┌─ EXTRACTED RECORDS

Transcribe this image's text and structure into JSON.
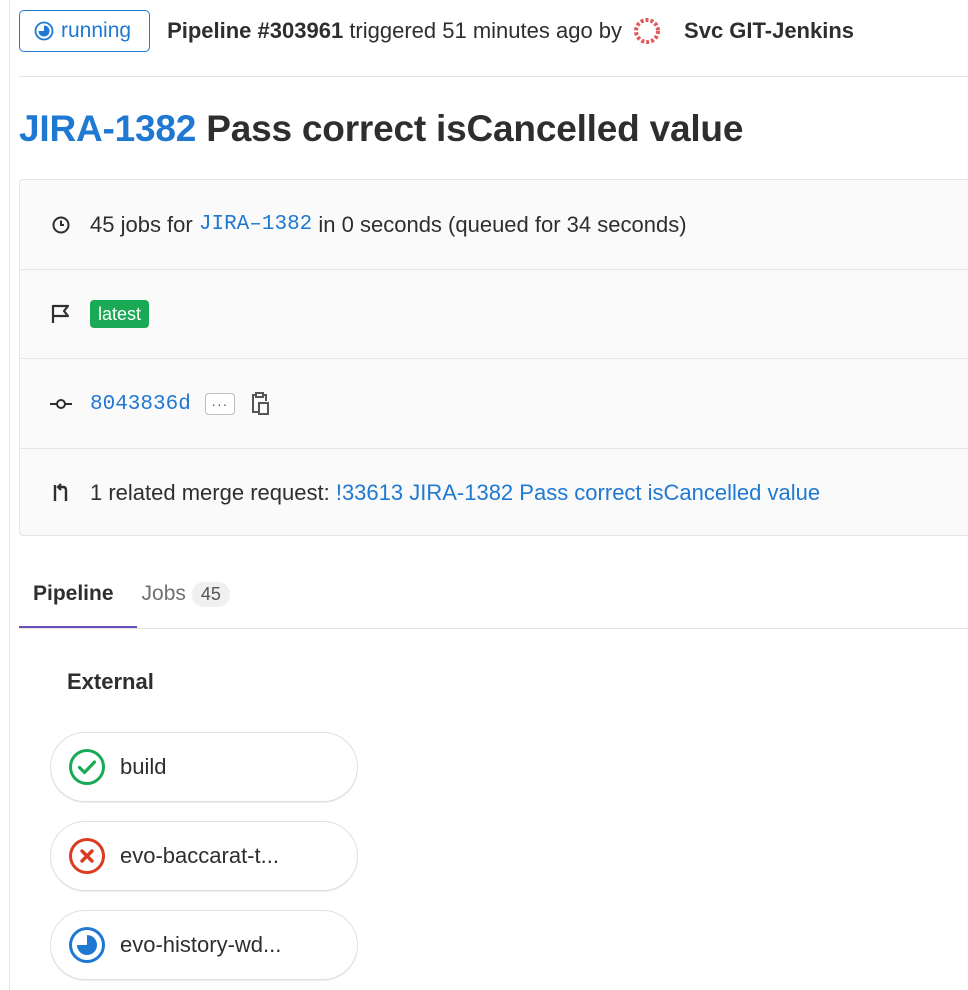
{
  "header": {
    "status_label": "running",
    "pipeline_label": "Pipeline #303961",
    "triggered_text": "triggered 51 minutes ago by",
    "user_name": "Svc GIT-Jenkins"
  },
  "title": {
    "issue": "JIRA-1382",
    "text": "Pass correct isCancelled value"
  },
  "info": {
    "jobs_prefix": "45 jobs for",
    "branch": "JIRA–1382",
    "jobs_suffix": "in 0 seconds (queued for 34 seconds)",
    "latest_badge": "latest",
    "commit_sha": "8043836d",
    "ellipsis": "···",
    "mr_prefix": "1 related merge request:",
    "mr_link": "!33613 JIRA-1382 Pass correct isCancelled value"
  },
  "tabs": {
    "pipeline_label": "Pipeline",
    "jobs_label": "Jobs",
    "jobs_count": "45"
  },
  "stage": {
    "title": "External",
    "jobs": [
      {
        "name": "build",
        "status": "success"
      },
      {
        "name": "evo-baccarat-t...",
        "status": "failed"
      },
      {
        "name": "evo-history-wd...",
        "status": "running"
      }
    ]
  },
  "colors": {
    "link": "#1f78d1",
    "success": "#1aaa55",
    "failed": "#db3b21",
    "running": "#1f78d1",
    "tab_active": "#6b4fbb"
  }
}
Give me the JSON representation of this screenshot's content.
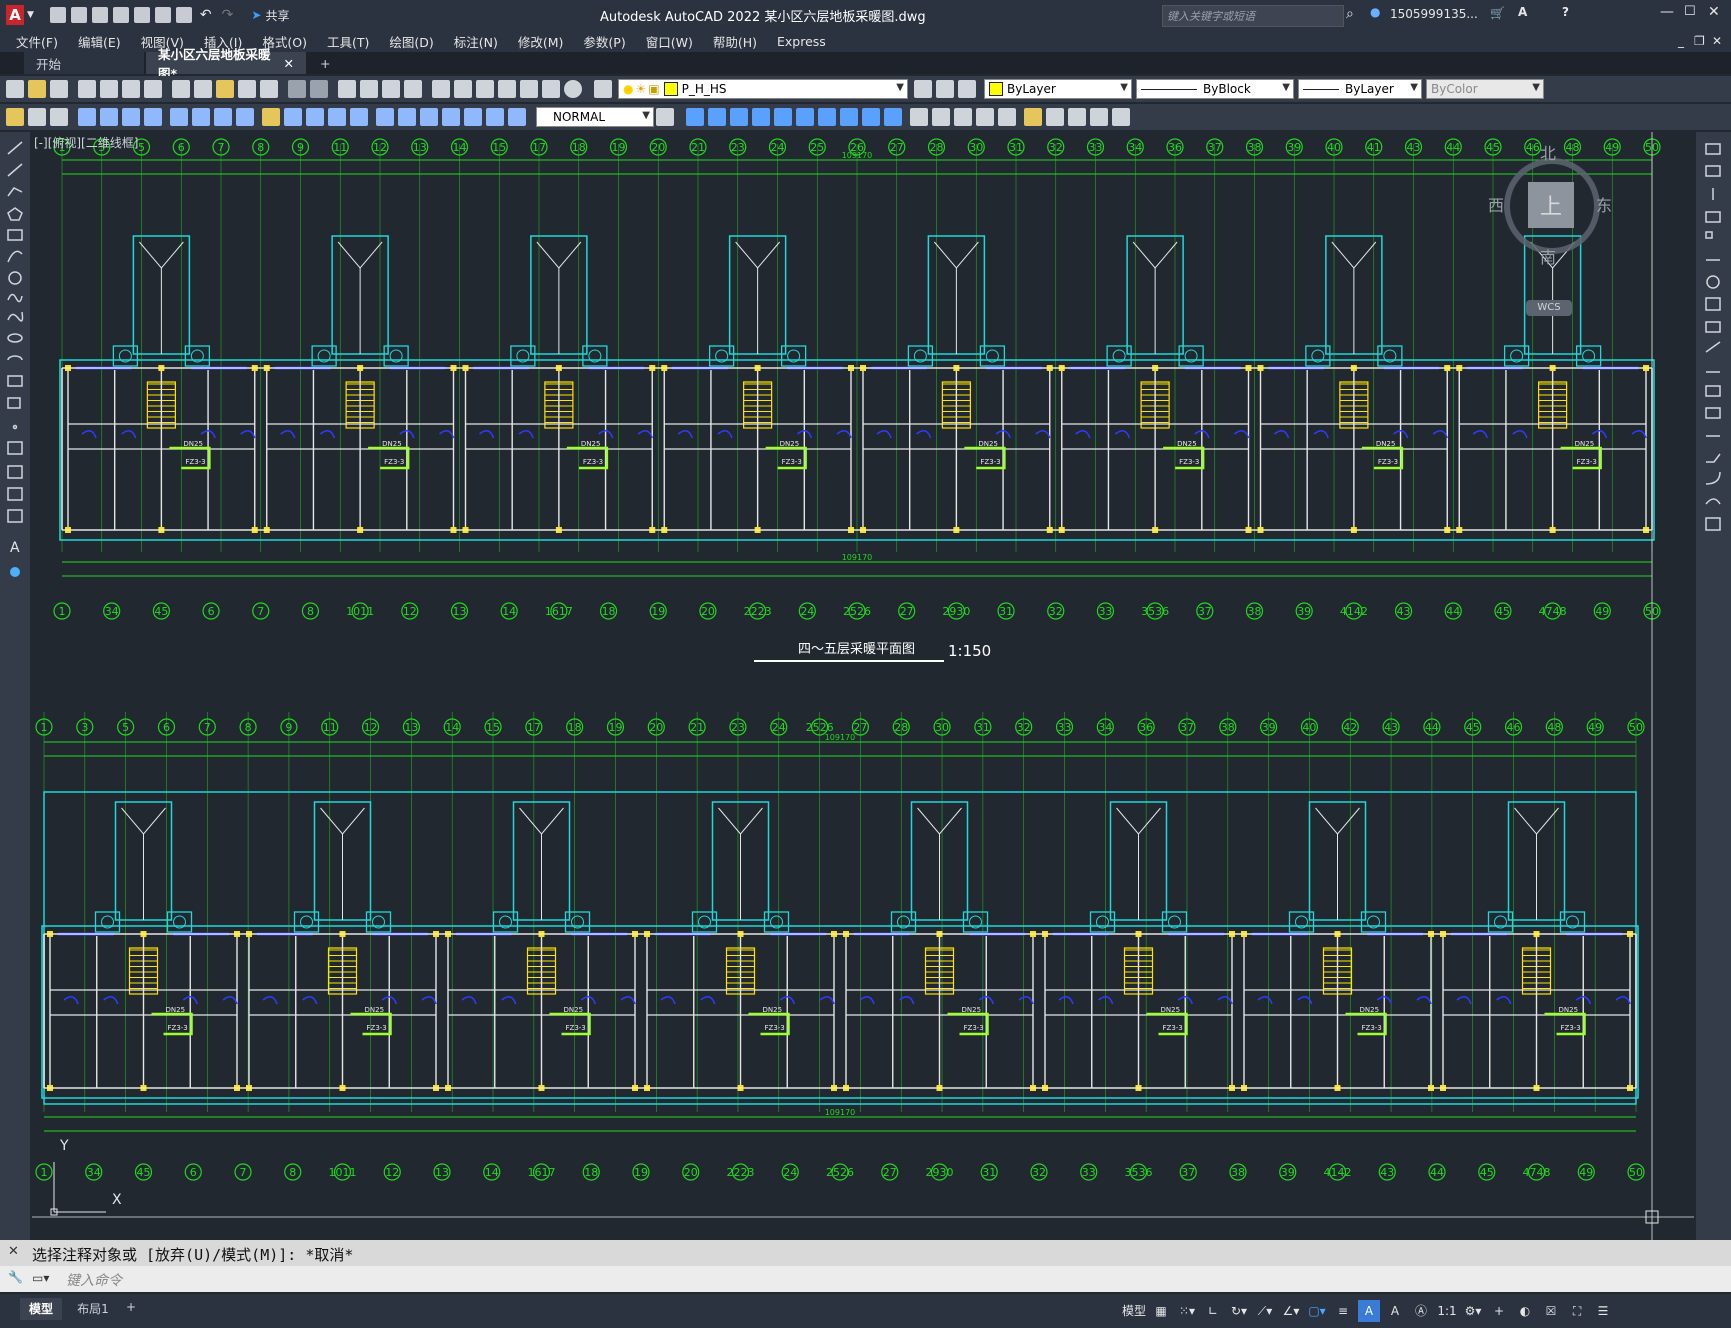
{
  "app": {
    "title": "Autodesk AutoCAD 2022    某小区六层地板采暖图.dwg",
    "share_label": "共享",
    "search_placeholder": "键入关键字或短语",
    "user": "1505999135...",
    "logo_letter": "A"
  },
  "menu": [
    "文件(F)",
    "编辑(E)",
    "视图(V)",
    "插入(I)",
    "格式(O)",
    "工具(T)",
    "绘图(D)",
    "标注(N)",
    "修改(M)",
    "参数(P)",
    "窗口(W)",
    "帮助(H)",
    "Express"
  ],
  "tabs": [
    {
      "label": "开始"
    },
    {
      "label": "某小区六层地板采暖图*"
    }
  ],
  "toolbar": {
    "layer": "P_H_HS",
    "color": "ByLayer",
    "linetype": "ByBlock",
    "lineweight": "ByLayer",
    "plotstyle": "ByColor",
    "textstyle": "NORMAL"
  },
  "viewport": {
    "label": "[-][俯视][二维线框]",
    "compass": {
      "north": "北",
      "south": "南",
      "east": "东",
      "west": "西",
      "center": "上",
      "wcs": "WCS"
    },
    "ucs_y": "Y",
    "ucs_x": "X"
  },
  "drawing": {
    "plan_title": "四～五层采暖平面图",
    "scale": "1:150",
    "grid_top_1": [
      "1",
      "3",
      "5",
      "6",
      "7",
      "8",
      "9",
      "11",
      "12",
      "13",
      "14",
      "15",
      "17",
      "18",
      "19",
      "20",
      "21",
      "23",
      "24",
      "25",
      "26",
      "27",
      "28",
      "30",
      "31",
      "32",
      "33",
      "34",
      "36",
      "37",
      "38",
      "39",
      "40",
      "41",
      "43",
      "44",
      "45",
      "46",
      "48",
      "49",
      "50"
    ],
    "grid_mid_1": [
      "1",
      "34",
      "45",
      "6",
      "7",
      "8",
      "1011",
      "12",
      "13",
      "14",
      "1617",
      "18",
      "19",
      "20",
      "2223",
      "24",
      "2526",
      "27",
      "2930",
      "31",
      "32",
      "33",
      "3536",
      "37",
      "38",
      "39",
      "4142",
      "43",
      "44",
      "45",
      "4748",
      "49",
      "50"
    ],
    "grid_top_2": [
      "1",
      "3",
      "5",
      "6",
      "7",
      "8",
      "9",
      "11",
      "12",
      "13",
      "14",
      "15",
      "17",
      "18",
      "19",
      "20",
      "21",
      "23",
      "24",
      "2526",
      "27",
      "28",
      "30",
      "31",
      "32",
      "33",
      "34",
      "36",
      "37",
      "38",
      "39",
      "40",
      "42",
      "43",
      "44",
      "45",
      "46",
      "48",
      "49",
      "50"
    ],
    "grid_bot_2": [
      "1",
      "34",
      "45",
      "6",
      "7",
      "8",
      "1011",
      "12",
      "13",
      "14",
      "1617",
      "18",
      "19",
      "20",
      "2223",
      "24",
      "2526",
      "27",
      "2930",
      "31",
      "32",
      "33",
      "3536",
      "37",
      "38",
      "39",
      "4142",
      "43",
      "44",
      "45",
      "4748",
      "49",
      "50"
    ],
    "dim_total": "109170",
    "room_labels": [
      "DN25",
      "FZ3-3"
    ]
  },
  "command": {
    "history": "选择注释对象或 [放弃(U)/模式(M)]: *取消*",
    "placeholder": "键入命令"
  },
  "status": {
    "layout_tabs": [
      "模型",
      "布局1"
    ],
    "model_label": "模型",
    "scale": "1:1"
  }
}
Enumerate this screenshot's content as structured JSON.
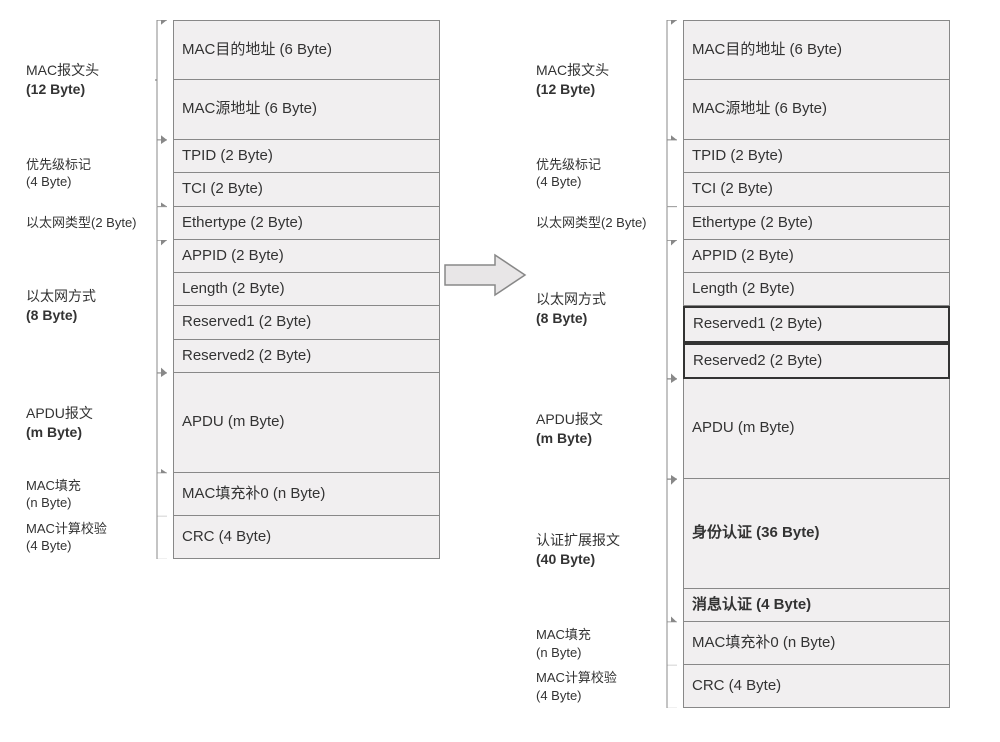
{
  "left": {
    "sections": [
      {
        "label1": "MAC报文头",
        "label2": "(12 Byte)",
        "rows": [
          {
            "text": "MAC目的地址 (6 Byte)",
            "style": "tall"
          },
          {
            "text": "MAC源地址 (6 Byte)",
            "style": "tall stack"
          }
        ]
      },
      {
        "label1": "优先级标记",
        "label2": "(4 Byte)",
        "small": true,
        "rows": [
          {
            "text": "TPID (2 Byte)",
            "style": "stack"
          },
          {
            "text": "TCI (2 Byte)",
            "style": "stack"
          }
        ]
      },
      {
        "label1": "以太网类型(2 Byte)",
        "label2": "",
        "small": true,
        "rows": [
          {
            "text": "Ethertype (2 Byte)",
            "style": "stack"
          }
        ]
      },
      {
        "label1": "以太网方式",
        "label2": "(8 Byte)",
        "rows": [
          {
            "text": "APPID (2 Byte)",
            "style": "stack"
          },
          {
            "text": "Length (2 Byte)",
            "style": "stack"
          },
          {
            "text": "Reserved1 (2 Byte)",
            "style": "stack"
          },
          {
            "text": "Reserved2 (2 Byte)",
            "style": "stack"
          }
        ]
      },
      {
        "label1": "APDU报文",
        "label2": "(m Byte)",
        "rows": [
          {
            "text": "APDU (m Byte)",
            "style": "stack apdu"
          }
        ]
      },
      {
        "label1": "MAC填充",
        "label2": "(n Byte)",
        "small": true,
        "rows": [
          {
            "text": "MAC填充补0  (n Byte)",
            "style": "stack"
          }
        ]
      },
      {
        "label1": "MAC计算校验",
        "label2": "(4 Byte)",
        "small": true,
        "rows": [
          {
            "text": "CRC (4 Byte)",
            "style": "stack"
          }
        ]
      }
    ]
  },
  "right": {
    "sections": [
      {
        "label1": "MAC报文头",
        "label2": "(12 Byte)",
        "rows": [
          {
            "text": "MAC目的地址 (6 Byte)",
            "style": "tall"
          },
          {
            "text": "MAC源地址 (6 Byte)",
            "style": "tall stack"
          }
        ]
      },
      {
        "label1": "优先级标记",
        "label2": "(4 Byte)",
        "small": true,
        "rows": [
          {
            "text": "TPID (2 Byte)",
            "style": "stack"
          },
          {
            "text": "TCI (2 Byte)",
            "style": "stack"
          }
        ]
      },
      {
        "label1": "以太网类型(2 Byte)",
        "label2": "",
        "small": true,
        "rows": [
          {
            "text": "Ethertype (2 Byte)",
            "style": "stack"
          }
        ]
      },
      {
        "label1": "以太网方式",
        "label2": "(8 Byte)",
        "rows": [
          {
            "text": "APPID (2 Byte)",
            "style": "stack"
          },
          {
            "text": "Length (2 Byte)",
            "style": "stack"
          },
          {
            "text": "Reserved1 (2 Byte)",
            "style": "stack hl"
          },
          {
            "text": "Reserved2 (2 Byte)",
            "style": "stack hl"
          }
        ]
      },
      {
        "label1": "APDU报文",
        "label2": "(m Byte)",
        "rows": [
          {
            "text": "APDU (m Byte)",
            "style": "stack apdu"
          }
        ]
      },
      {
        "label1": "认证扩展报文",
        "label2": "(40 Byte)",
        "bold": true,
        "rows": [
          {
            "text": "身份认证 (36 Byte)",
            "style": "stack auth bold"
          },
          {
            "text": "消息认证 (4 Byte)",
            "style": "stack bold"
          }
        ]
      },
      {
        "label1": "MAC填充",
        "label2": "(n Byte)",
        "small": true,
        "rows": [
          {
            "text": "MAC填充补0  (n Byte)",
            "style": "stack"
          }
        ]
      },
      {
        "label1": "MAC计算校验",
        "label2": "(4 Byte)",
        "small": true,
        "rows": [
          {
            "text": "CRC (4 Byte)",
            "style": "stack"
          }
        ]
      }
    ]
  }
}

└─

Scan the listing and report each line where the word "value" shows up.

EXERCISE ANSWER
    "text": "Pass correct isCancelled value"
    "mr_link": "!33613 JIRA-1382 Pass correct isCancelled value"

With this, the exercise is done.